Fraunhofer believes its new MPEG audio codec makes CD collections obsolete.
The codec, HD-AAC, offers music encoding “with quality beyond CDs and at the same time, iPod compatibility.” The company said the codec is based on the MPEG-4 SLS standard and provides lossless compression of 24-bit quality music content.
It is the result of a collaboration between Fraunhofer IIS and the Institute for Infocomm Research I2R. Fraunhofer is offering the software for PC and embedded devices, including microprocessors or DSPs from companies like Analog Devices, Intel and IBM. An HD-AAC logo will identify conforming products.
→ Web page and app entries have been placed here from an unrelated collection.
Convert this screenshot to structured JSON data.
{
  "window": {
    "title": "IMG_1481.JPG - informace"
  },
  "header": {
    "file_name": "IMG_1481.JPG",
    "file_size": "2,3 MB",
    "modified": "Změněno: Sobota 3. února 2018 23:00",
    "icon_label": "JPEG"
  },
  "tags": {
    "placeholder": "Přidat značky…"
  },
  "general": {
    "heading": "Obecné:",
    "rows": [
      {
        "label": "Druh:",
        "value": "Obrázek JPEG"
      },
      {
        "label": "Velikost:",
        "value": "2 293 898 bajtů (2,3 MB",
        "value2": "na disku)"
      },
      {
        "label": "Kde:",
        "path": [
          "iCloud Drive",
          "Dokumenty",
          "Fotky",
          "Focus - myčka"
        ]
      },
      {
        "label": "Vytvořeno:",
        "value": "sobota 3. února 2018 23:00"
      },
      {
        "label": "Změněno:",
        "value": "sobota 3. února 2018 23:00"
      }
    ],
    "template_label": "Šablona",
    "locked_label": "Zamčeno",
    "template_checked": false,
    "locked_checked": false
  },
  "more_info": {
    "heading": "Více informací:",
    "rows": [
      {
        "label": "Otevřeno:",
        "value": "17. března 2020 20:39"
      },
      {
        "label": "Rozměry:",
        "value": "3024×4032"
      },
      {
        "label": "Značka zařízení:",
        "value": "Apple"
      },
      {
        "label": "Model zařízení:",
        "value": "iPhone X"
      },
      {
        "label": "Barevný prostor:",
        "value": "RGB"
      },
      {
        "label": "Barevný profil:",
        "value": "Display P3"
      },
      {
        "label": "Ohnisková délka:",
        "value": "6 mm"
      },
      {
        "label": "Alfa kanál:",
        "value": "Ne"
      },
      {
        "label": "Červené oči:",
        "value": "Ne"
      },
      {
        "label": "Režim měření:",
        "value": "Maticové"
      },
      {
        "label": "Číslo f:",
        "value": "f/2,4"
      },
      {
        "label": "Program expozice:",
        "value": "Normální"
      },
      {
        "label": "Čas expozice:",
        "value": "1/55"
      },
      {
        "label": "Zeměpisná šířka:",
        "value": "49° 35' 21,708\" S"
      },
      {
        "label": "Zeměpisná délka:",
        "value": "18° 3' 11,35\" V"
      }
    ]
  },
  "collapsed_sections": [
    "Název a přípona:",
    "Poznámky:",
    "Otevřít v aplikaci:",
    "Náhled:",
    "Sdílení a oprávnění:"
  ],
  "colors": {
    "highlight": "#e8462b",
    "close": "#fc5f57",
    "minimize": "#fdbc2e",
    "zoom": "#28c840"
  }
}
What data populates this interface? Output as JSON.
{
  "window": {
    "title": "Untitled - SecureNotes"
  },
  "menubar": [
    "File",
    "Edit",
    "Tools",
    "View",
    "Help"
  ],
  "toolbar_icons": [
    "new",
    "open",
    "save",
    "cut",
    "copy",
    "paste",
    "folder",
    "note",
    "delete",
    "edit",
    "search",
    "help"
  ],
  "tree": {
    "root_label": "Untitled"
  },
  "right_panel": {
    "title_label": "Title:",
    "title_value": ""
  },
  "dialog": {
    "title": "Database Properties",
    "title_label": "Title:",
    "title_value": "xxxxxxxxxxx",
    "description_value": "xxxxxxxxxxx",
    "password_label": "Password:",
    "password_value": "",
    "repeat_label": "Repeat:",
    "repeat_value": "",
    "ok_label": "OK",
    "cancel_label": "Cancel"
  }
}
“Today’s Audio-CDs store uncompressed music in 16-bit, 44.1 kHz quality, while most music is now produced in the improved 24 bit, 96 kHz format,” the company stated. “HD-AAC is making this new standard efficiently available to consumers, electronic music distribution and the consumer electronics industry.”
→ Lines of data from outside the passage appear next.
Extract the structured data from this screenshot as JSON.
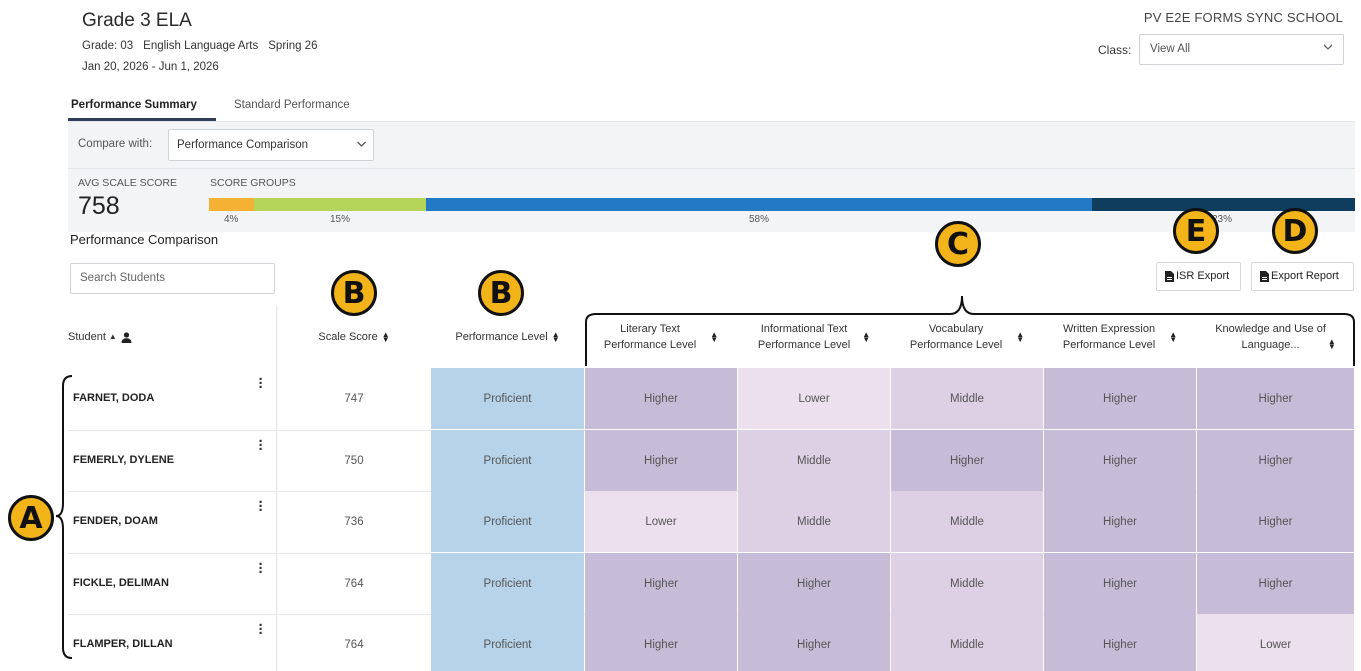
{
  "header": {
    "title": "Grade 3 ELA",
    "grade": "Grade: 03",
    "subject": "English Language Arts",
    "term": "Spring 26",
    "dates": "Jan 20, 2026 - Jun 1, 2026",
    "school": "PV E2E FORMS SYNC SCHOOL",
    "class_label": "Class:",
    "class_value": "View All"
  },
  "tabs": [
    {
      "label": "Performance Summary",
      "active": true
    },
    {
      "label": "Standard Performance",
      "active": false
    }
  ],
  "compare": {
    "label": "Compare with:",
    "value": "Performance Comparison"
  },
  "summary": {
    "avg_label": "AVG SCALE SCORE",
    "avg_value": "758",
    "groups_label": "SCORE GROUPS",
    "groups": [
      {
        "pct": 4,
        "label": "4%",
        "color": "#f5b133"
      },
      {
        "pct": 15,
        "label": "15%",
        "color": "#b5d45a"
      },
      {
        "pct": 58,
        "label": "58%",
        "color": "#2479c4"
      },
      {
        "pct": 23,
        "label": "23%",
        "color": "#0e3d5e"
      }
    ]
  },
  "section_title": "Performance Comparison",
  "search_placeholder": "Search Students",
  "buttons": {
    "isr_export": "ISR Export",
    "export_report": "Export Report"
  },
  "callouts": {
    "a": "A",
    "b": "B",
    "c": "C",
    "d": "D",
    "e": "E"
  },
  "table": {
    "headers": {
      "student": "Student",
      "scale_score": "Scale Score",
      "performance_level": "Performance Level",
      "lit_1": "Literary Text",
      "lit_2": "Performance Level",
      "info_1": "Informational Text",
      "info_2": "Performance Level",
      "vocab_1": "Vocabulary",
      "vocab_2": "Performance Level",
      "written_1": "Written Expression",
      "written_2": "Performance Level",
      "know_1": "Knowledge and Use of",
      "know_2": "Language..."
    },
    "rows": [
      {
        "name": "FARNET, DODA",
        "score": "747",
        "level": "Proficient",
        "lit": "Higher",
        "info": "Lower",
        "vocab": "Middle",
        "written": "Higher",
        "know": "Higher"
      },
      {
        "name": "FEMERLY, DYLENE",
        "score": "750",
        "level": "Proficient",
        "lit": "Higher",
        "info": "Middle",
        "vocab": "Higher",
        "written": "Higher",
        "know": "Higher"
      },
      {
        "name": "FENDER, DOAM",
        "score": "736",
        "level": "Proficient",
        "lit": "Lower",
        "info": "Middle",
        "vocab": "Middle",
        "written": "Higher",
        "know": "Higher"
      },
      {
        "name": "FICKLE, DELIMAN",
        "score": "764",
        "level": "Proficient",
        "lit": "Higher",
        "info": "Higher",
        "vocab": "Middle",
        "written": "Higher",
        "know": "Higher"
      },
      {
        "name": "FLAMPER, DILLAN",
        "score": "764",
        "level": "Proficient",
        "lit": "Higher",
        "info": "Higher",
        "vocab": "Middle",
        "written": "Higher",
        "know": "Lower"
      }
    ]
  },
  "colors": {
    "proficient": "#b7d3e9",
    "higher": "#c7bcd8",
    "middle": "#ddd0e5",
    "lower": "#ece0ee"
  }
}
In the announcement, Fraunhofer’s head of multimedia realtime systems stated, “Consumers will be able to buy content in online music stores that sounds better than CDs, and preserve their existing CD collection for the future by encoding it in HD-AAC. For casual listening, HD-AAC files conveniently play on existing AAC devices.”
The encoding process preserves the bits in the uncompressed original music track while offering lossless compression rates “comparable or superior to other lossless formats,” Fraunhofer claims. “Due to its AAC-LC core layer, an HD-AAC file can be directly played on existing music players and millions of mobile phones. For decoding of the fully lossless signal, upcoming devices will be equipped with an HD-AAC decoder.”
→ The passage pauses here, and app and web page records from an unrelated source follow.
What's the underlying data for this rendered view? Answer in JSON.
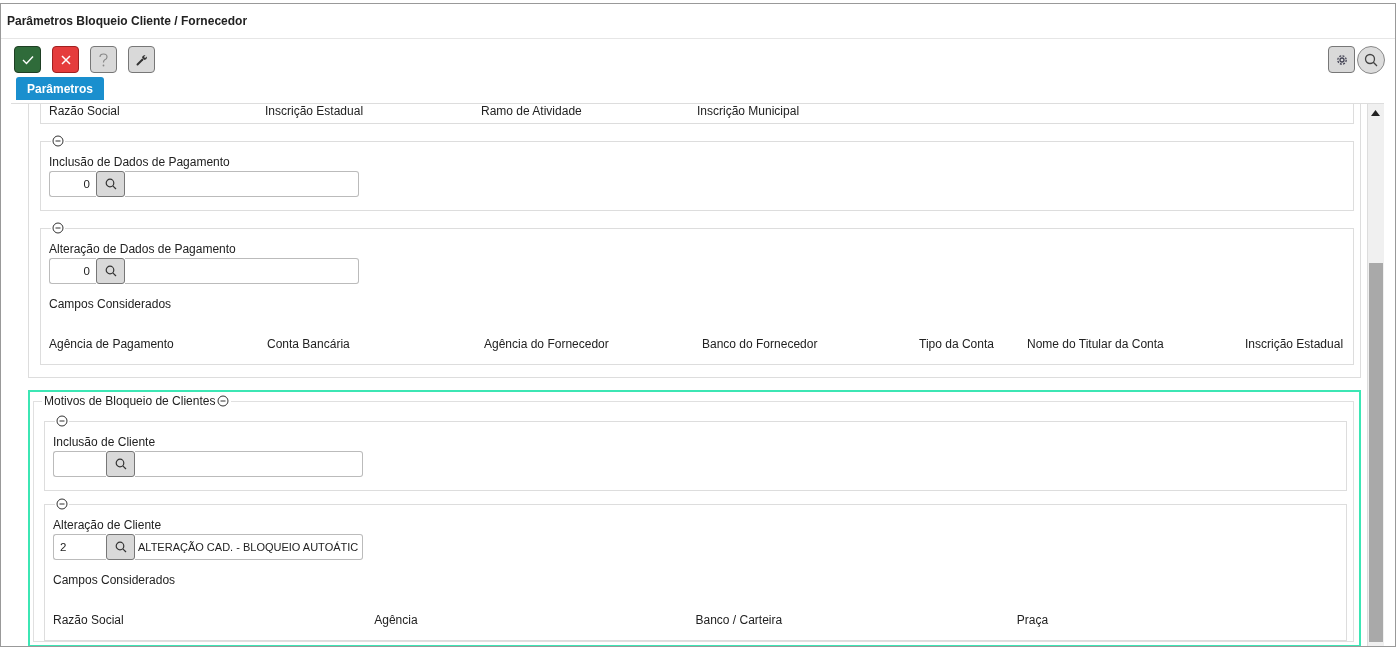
{
  "window": {
    "title": "Parâmetros Bloqueio Cliente / Fornecedor"
  },
  "tabs": [
    {
      "label": "Parâmetros",
      "selected": true
    }
  ],
  "supplier_section": {
    "top_fields": [
      "Razão Social",
      "Inscrição Estadual",
      "Ramo de Atividade",
      "Inscrição Municipal"
    ],
    "groups": [
      {
        "label": "Inclusão de Dados de Pagamento",
        "expanded": true,
        "code": "0"
      },
      {
        "label": "Alteração de Dados de Pagamento",
        "expanded": true,
        "code": "0",
        "fields_title": "Campos Considerados",
        "fields": [
          "Agência de Pagamento",
          "Conta Bancária",
          "Agência do Fornecedor",
          "Banco do Fornecedor",
          "Tipo da Conta",
          "Nome do Titular da Conta",
          "Inscrição Estadual"
        ]
      }
    ]
  },
  "client_section": {
    "title": "Motivos de Bloqueio de Clientes",
    "expanded": true,
    "groups": [
      {
        "label": "Inclusão de Cliente",
        "expanded": true
      },
      {
        "label": "Alteração de Cliente",
        "expanded": true,
        "code": "2",
        "description": "ALTERAÇÃO CAD. - BLOQUEIO AUTOÁTIC",
        "fields_title": "Campos Considerados",
        "fields": [
          "Razão Social",
          "Agência",
          "Banco / Carteira",
          "Praça"
        ]
      }
    ]
  }
}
In a connected home, it said, “songs stored on media servers in the HD-AAC format can be streamed to multiple devices at varying bitrates. This maximizes the sound quality under difficult network conditions by matching the bitrate to the available bandwidth.”